Exercise details: What lines in the records below mention "indicated"? List them all.
◇ ◇ ◇
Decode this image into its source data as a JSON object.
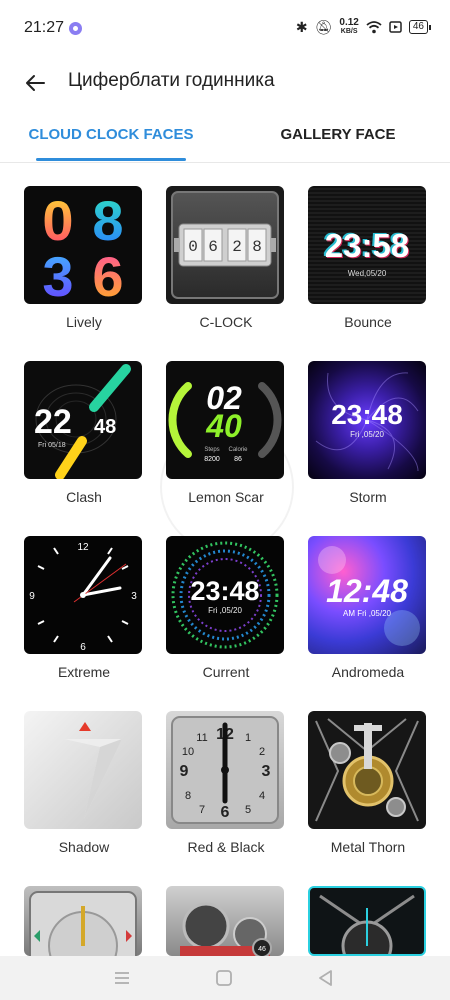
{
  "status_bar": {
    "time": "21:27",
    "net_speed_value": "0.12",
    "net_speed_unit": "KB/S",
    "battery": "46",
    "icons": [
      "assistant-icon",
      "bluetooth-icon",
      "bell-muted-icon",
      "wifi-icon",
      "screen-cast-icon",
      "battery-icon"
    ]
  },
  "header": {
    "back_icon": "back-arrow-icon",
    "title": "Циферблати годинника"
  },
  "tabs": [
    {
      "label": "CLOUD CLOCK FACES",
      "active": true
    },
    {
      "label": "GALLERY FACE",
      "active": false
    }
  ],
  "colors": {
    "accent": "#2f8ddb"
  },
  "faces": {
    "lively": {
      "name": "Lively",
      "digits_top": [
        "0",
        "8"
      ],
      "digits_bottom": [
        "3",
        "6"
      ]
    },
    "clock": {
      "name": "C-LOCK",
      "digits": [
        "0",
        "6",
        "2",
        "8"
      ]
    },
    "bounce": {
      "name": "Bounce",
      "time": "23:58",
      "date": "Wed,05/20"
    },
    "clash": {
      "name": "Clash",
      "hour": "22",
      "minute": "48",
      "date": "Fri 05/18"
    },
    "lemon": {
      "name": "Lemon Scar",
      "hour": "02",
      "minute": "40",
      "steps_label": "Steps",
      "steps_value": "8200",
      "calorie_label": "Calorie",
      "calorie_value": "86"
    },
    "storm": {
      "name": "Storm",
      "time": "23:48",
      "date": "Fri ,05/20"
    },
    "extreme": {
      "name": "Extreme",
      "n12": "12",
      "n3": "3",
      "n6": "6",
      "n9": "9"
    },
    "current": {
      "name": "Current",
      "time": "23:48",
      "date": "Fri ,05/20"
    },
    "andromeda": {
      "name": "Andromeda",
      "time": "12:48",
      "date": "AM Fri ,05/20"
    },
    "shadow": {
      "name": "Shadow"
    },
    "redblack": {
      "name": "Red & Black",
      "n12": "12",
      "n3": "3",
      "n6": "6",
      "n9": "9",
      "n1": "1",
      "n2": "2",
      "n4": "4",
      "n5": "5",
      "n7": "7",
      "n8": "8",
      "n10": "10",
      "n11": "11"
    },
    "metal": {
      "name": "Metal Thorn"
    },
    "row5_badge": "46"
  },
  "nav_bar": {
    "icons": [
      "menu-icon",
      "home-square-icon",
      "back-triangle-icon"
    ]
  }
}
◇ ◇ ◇
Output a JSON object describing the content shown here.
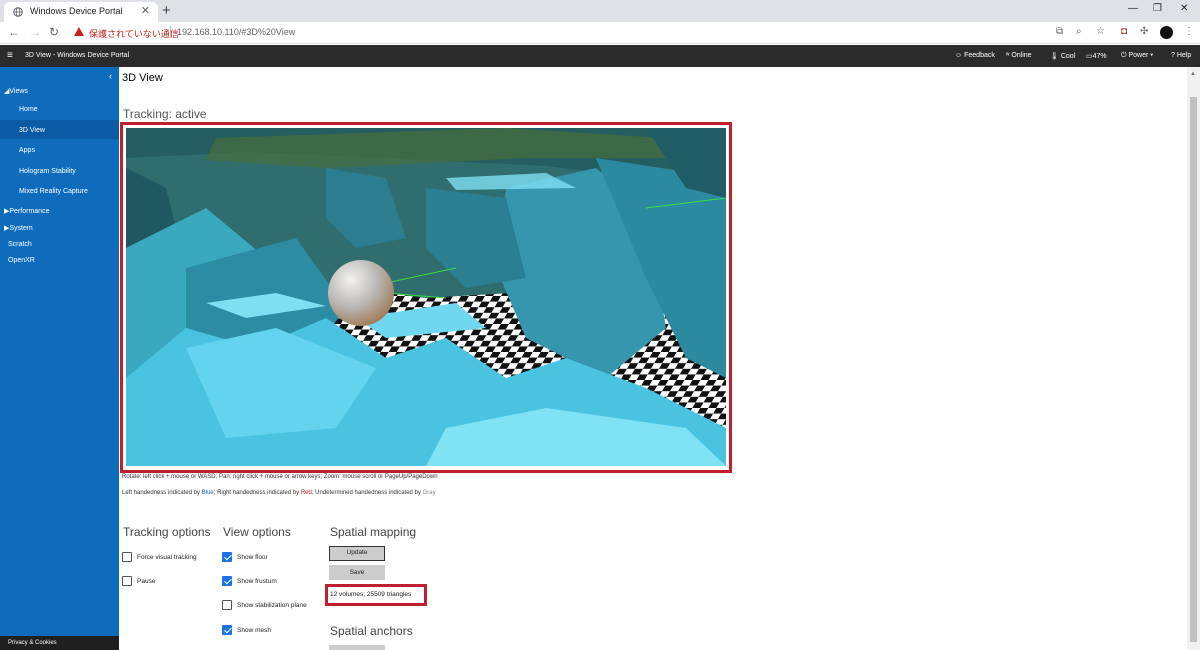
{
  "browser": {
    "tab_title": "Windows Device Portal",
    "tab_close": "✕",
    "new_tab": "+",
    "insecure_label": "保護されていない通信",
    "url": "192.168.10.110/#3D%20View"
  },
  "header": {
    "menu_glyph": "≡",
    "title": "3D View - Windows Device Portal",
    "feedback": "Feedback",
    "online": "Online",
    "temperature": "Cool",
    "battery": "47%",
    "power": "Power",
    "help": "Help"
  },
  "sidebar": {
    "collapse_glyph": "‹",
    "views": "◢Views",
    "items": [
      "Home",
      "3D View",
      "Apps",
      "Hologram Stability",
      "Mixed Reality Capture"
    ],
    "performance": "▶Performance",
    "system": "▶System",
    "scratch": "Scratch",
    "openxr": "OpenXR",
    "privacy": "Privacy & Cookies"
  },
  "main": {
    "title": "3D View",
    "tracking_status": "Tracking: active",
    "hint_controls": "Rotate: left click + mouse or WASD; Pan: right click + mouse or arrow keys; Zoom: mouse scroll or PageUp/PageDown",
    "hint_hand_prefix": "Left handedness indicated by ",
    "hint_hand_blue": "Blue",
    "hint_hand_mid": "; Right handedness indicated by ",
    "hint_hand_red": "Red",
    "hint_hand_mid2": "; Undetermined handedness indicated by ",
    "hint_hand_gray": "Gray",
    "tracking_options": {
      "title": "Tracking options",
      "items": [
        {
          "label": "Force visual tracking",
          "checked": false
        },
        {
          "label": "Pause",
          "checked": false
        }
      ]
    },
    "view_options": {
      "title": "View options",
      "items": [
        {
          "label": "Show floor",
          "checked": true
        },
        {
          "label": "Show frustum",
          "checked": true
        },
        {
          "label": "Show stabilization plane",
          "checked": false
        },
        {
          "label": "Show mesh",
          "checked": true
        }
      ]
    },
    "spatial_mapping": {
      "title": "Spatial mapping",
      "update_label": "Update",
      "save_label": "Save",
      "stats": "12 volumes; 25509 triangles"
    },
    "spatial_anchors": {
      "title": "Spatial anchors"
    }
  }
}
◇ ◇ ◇
Solution for this task:
    "hint_hand_prefix": "Left handedness indicated by ",
    "hint_hand_mid": "; Right handedness indicated by ",
    "hint_hand_mid2": "; Undetermined handedness indicated by ",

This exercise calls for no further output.